**WORK REQUEST:**
A single number is wanted: how many lines of the data below include the string "icon"?
**** RECORDS SHOWN
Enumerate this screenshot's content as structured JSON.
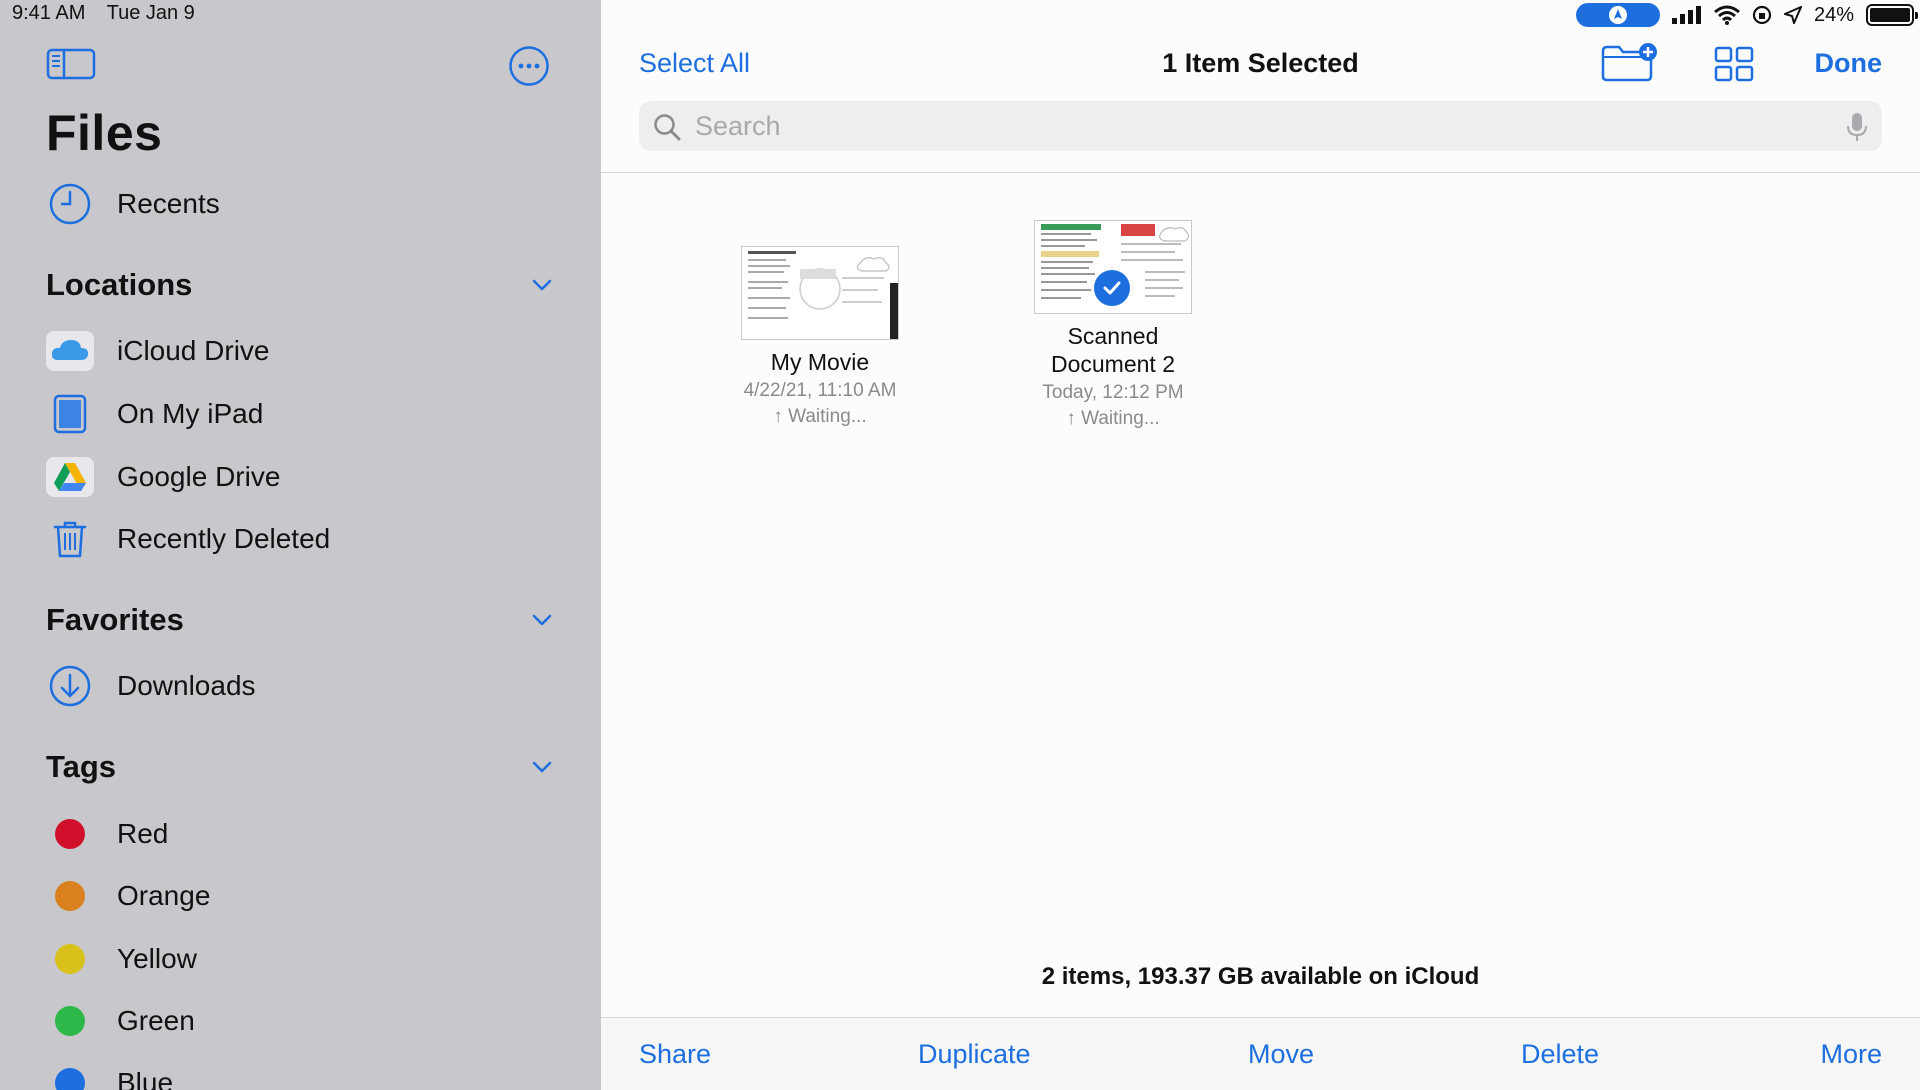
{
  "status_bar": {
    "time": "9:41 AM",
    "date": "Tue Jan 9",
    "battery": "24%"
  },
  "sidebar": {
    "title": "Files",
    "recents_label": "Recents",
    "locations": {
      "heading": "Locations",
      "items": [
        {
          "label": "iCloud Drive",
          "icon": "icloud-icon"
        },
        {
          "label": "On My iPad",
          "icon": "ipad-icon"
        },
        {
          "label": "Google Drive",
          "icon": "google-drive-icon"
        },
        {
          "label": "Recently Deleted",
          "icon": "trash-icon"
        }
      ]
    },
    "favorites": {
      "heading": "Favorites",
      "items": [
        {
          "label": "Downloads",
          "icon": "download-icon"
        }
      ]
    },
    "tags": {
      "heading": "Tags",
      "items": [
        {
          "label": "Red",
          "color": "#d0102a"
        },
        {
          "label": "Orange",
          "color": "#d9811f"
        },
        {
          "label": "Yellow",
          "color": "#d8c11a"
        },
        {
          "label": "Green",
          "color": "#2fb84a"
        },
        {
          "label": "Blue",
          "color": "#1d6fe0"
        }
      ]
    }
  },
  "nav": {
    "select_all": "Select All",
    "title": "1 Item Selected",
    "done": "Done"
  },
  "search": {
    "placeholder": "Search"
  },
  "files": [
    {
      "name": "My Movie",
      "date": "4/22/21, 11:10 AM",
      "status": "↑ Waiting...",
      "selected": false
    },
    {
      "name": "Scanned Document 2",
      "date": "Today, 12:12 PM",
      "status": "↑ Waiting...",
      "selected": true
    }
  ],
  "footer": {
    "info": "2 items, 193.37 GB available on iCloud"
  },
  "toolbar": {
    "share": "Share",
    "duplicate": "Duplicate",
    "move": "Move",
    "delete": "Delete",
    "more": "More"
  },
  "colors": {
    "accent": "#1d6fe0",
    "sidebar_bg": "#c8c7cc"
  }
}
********
**ANSWER TO THE PROBLEM:**
5